**Description of the task**
What is needed here is every entry, retyped exactly.

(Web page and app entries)
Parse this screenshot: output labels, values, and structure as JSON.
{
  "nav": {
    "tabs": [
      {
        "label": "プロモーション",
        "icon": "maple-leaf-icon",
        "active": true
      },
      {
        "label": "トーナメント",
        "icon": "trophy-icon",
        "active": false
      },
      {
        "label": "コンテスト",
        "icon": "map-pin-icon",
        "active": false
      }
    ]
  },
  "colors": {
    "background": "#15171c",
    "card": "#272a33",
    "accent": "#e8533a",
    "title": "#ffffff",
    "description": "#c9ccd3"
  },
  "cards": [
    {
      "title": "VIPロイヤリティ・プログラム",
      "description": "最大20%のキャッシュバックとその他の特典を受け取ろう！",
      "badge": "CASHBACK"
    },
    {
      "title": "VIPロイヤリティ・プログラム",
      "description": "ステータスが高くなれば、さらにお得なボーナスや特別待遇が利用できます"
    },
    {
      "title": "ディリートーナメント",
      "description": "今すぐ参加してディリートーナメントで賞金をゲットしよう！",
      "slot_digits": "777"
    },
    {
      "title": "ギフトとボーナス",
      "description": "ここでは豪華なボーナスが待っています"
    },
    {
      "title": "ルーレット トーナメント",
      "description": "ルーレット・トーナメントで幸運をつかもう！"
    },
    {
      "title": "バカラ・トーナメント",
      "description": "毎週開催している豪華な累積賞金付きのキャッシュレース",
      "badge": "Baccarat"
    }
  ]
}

**Written response**
Parse this screenshot: output labels, values, and structure as JSON.
{
  "nav": {
    "tabs": [
      {
        "label": "プロモーション",
        "icon": "maple-leaf-icon",
        "active": true
      },
      {
        "label": "トーナメント",
        "icon": "trophy-icon",
        "active": false
      },
      {
        "label": "コンテスト",
        "icon": "map-pin-icon",
        "active": false
      }
    ]
  },
  "colors": {
    "background": "#15171c",
    "card": "#272a33",
    "accent": "#e8533a",
    "title": "#ffffff",
    "description": "#c9ccd3"
  },
  "cards": [
    {
      "title": "VIPロイヤリティ・プログラム",
      "description": "最大20%のキャッシュバックとその他の特典を受け取ろう！",
      "badge": "CASHBACK"
    },
    {
      "title": "VIPロイヤリティ・プログラム",
      "description": "ステータスが高くなれば、さらにお得なボーナスや特別待遇が利用できます"
    },
    {
      "title": "ディリートーナメント",
      "description": "今すぐ参加してディリートーナメントで賞金をゲットしよう！",
      "slot_digits": "777"
    },
    {
      "title": "ギフトとボーナス",
      "description": "ここでは豪華なボーナスが待っています"
    },
    {
      "title": "ルーレット トーナメント",
      "description": "ルーレット・トーナメントで幸運をつかもう！"
    },
    {
      "title": "バカラ・トーナメント",
      "description": "毎週開催している豪華な累積賞金付きのキャッシュレース",
      "badge": "Baccarat"
    }
  ]
}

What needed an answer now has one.